Re: Rust Spots on shaftsRust is usually a result of moist conditions and changing of temperature. If you have a big enough rust attack that it comes from the inside you can just throw away the clubs.
With the clubs in an uninsulated garage the temperature will swing during the winter. This creates a moist environment, and water is the main catalyst for the rusting process. Water penetrate the microscopic pits and cracks in the metal. The chemical formula for water is H²O, the O stands for oxygen. So now you've got oxygen penetrating the cracks in your irons, the oxygen atoms will combine with the metallic atoms which will form oxide compound, rust.
Sodium will speed up this process, sodium is something you can find in saltwater, which is why iron rusts faster near the coast or salty environment. So, for those of you who live by the coast, keeping the clubs dry is even more important. All shafts I've seen is made of stainless steel, so you'll rarely get the deep rust attacks, but surface rust can always occur. I live by the sea and have 4-5 sets of golf clubs with variable quality, all stored inside, dry and warm, have never seen any signs of rust.

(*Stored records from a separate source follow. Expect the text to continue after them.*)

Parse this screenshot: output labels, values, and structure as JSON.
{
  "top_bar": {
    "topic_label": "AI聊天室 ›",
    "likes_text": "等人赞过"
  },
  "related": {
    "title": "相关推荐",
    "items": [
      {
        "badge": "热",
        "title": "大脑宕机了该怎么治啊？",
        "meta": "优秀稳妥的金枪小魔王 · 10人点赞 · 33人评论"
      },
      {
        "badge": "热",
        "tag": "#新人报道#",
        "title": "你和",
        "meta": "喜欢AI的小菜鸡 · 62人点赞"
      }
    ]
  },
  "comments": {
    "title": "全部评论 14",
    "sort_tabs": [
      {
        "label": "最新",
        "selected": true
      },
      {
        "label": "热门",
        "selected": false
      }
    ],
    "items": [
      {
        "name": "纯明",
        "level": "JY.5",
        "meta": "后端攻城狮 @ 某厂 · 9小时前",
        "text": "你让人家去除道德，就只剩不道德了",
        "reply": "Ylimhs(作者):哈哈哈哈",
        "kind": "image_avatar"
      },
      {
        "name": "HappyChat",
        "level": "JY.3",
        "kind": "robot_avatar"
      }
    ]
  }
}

A wet bag will provide some moist, but unless you dip it in water regularly, it should not be a problem. If you store it inside over night, the moist will dampen and you won't have a problem with rust.